Another week has officially come and gone, and this one was rather productive. While there were concerns about the legislature stalling early in the session, more than 30 bills were advanced to the next round of debate this week. Among those bills that were advanced is one that is very near and dear to my heart.
Senator Walz brought a bill this year, LB444 which will do a great service for our state’s first responders. The bill makes sure that if a first responder is injured in the line of duty, the city or county they work for cannot cancel their health insurance policy if the injury has forced the police officer, firefighter or EMT to fall below the needed hours worked to normally qualify for health benefits. In other words, as long the first responder continues to be an employee of the city or county, that city or county must continue to offer health insurance to the employee. In the interest of fairness, there is a caveat included in the bill that was brought forward by the Judiciary Committee. The committee’s amendment says that the city or county can cancel the health insurance they are carrying if the first responder does not return to work in some aspect, inside of one calendar year. I was proud to vote for this important piece of legislation, and it advanced to the second round of debate on a 33-4 vote.
One of my bills officially became the law of the land this week as well. LB85
, which would stop anyone from running for public office, or be appointed to public office if they owed fines to the Nebraska Accountability and Disclosure Commission (NADC), was signed by Governor Ricketts. This law will make sure that public servants are held accountable and will weed out the people who aren’t willing to own up to their obligations. Since its introduction, through committee and three rounds of debate, the bill never received a single “no” vote.
Another of my bills, my priority bill LB88

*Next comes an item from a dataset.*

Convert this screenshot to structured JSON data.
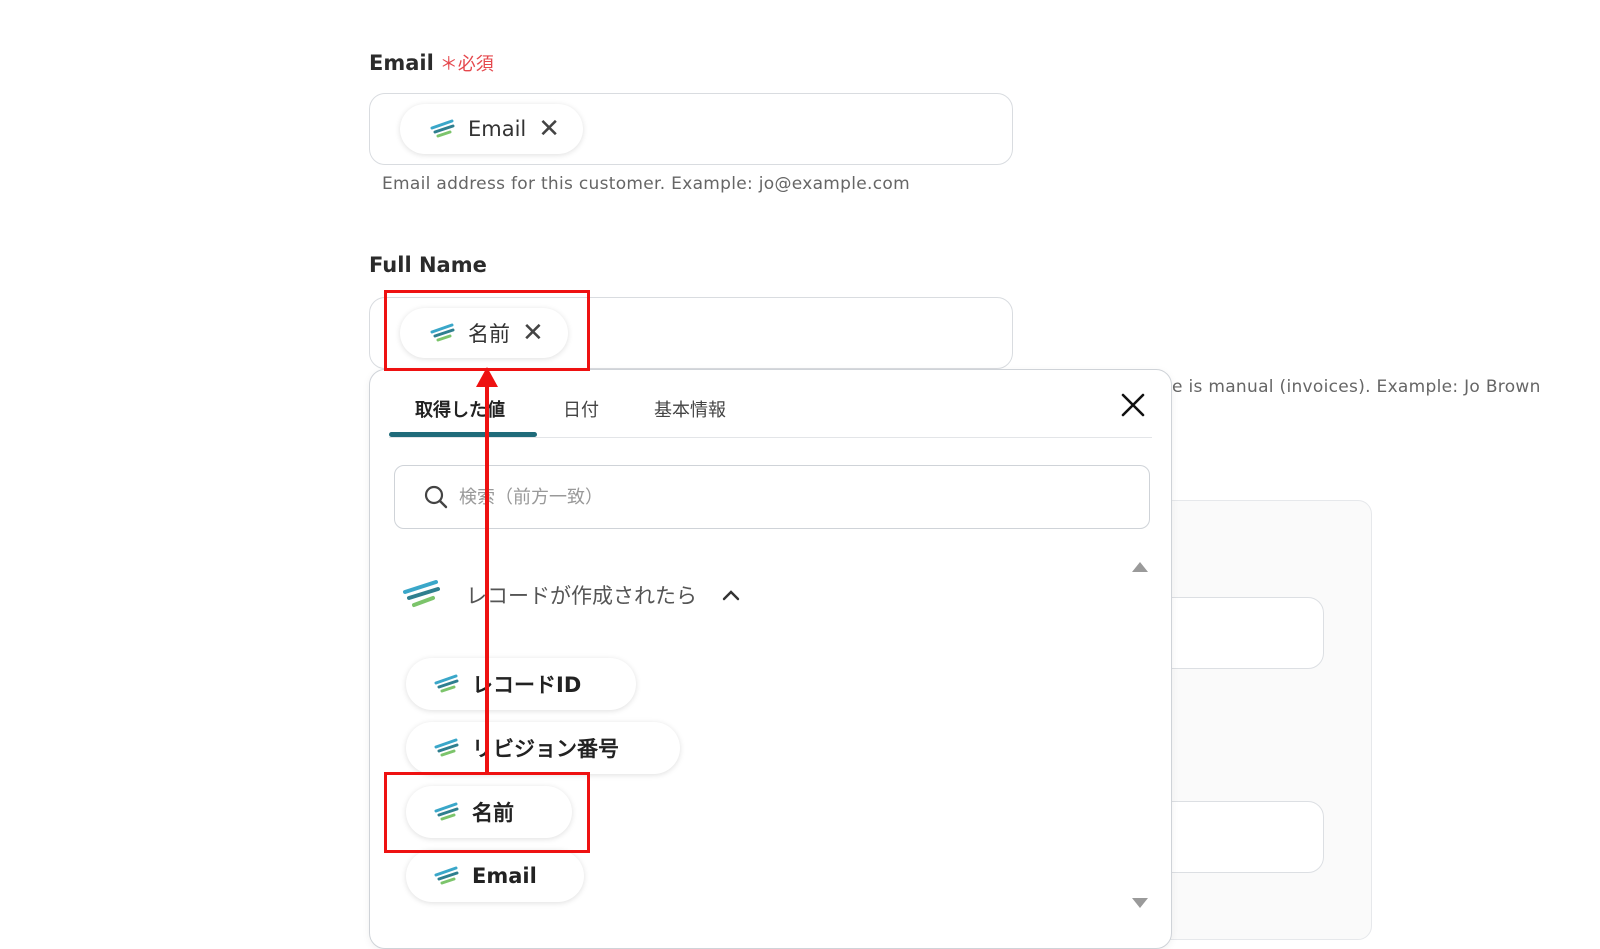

will likely be heard on the floor starting next Monday for the second round of debate. In addition to helping military families by allowing military spouses attain temporary licenses in more than 30 professional fields while they apply for their permanent license, the Health and Human Services Committee asked me to allow LB88 to be the vehicle to carry an amendment that included four other bills that are similar to mine. The amendment includes parts of LB342

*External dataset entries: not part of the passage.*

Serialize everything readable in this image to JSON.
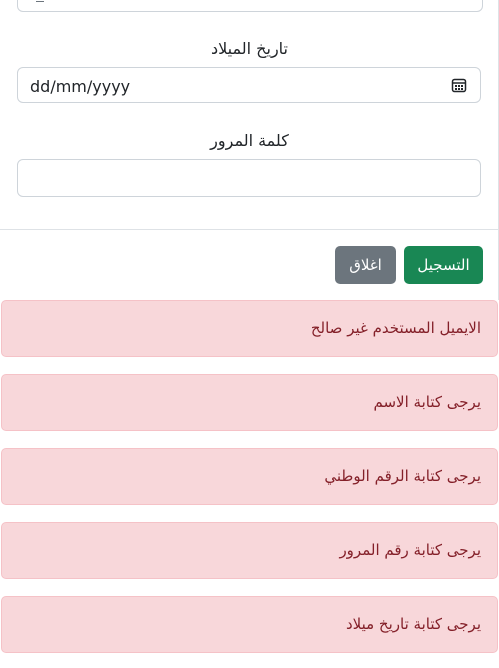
{
  "form": {
    "birthdate_label": "تاريخ الميلاد",
    "birthdate_value": "dd/mm/yyyy",
    "password_label": "كلمة المرور",
    "password_value": ""
  },
  "buttons": {
    "register": "التسجيل",
    "close": "اغلاق"
  },
  "alerts": [
    "الايميل المستخدم غير صالح",
    "يرجى كتابة الاسم",
    "يرجى كتابة الرقم الوطني",
    "يرجى كتابة رقم المرور",
    "يرجى كتابة تاريخ ميلاد"
  ],
  "colors": {
    "primary": "#198754",
    "secondary": "#6c757d",
    "alert_bg": "#f8d7da",
    "alert_text": "#842029"
  },
  "icons": {
    "date_picker": "calendar-icon"
  }
}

(Adopt the Nurse Licensure Compact and provide for temporary nursing license for military spouses) which is Senator Erdman’s bill, Senator Crawford’s LB425
(Change and eliminate provisions relating to the Nurse Practitioner Practice Act), Senator Kolterman’s LB61
(Adopt the Interstate Medical Licensure Compact) and finally Senator Riepe’s LB283
(Change and eliminate provisions relating to licensed practical nurses). This bill is a shining example of how we can work together for the greater good of Nebraska and create effective policy through a team effort.
In case you haven’t checked it out yet, the Tax Foundation Facts and Figures for 2017 book was recently released. This booklet compiles a huge amount of information about how Nebraska fares compared with other states when talking about categories like State and Local tax collections per capita. This information is also online at the Tax Foundation’s Website
and you can download it or even get a smartphone app to have it at a glance at all times. I encourage you to study these numbers as I know I will be.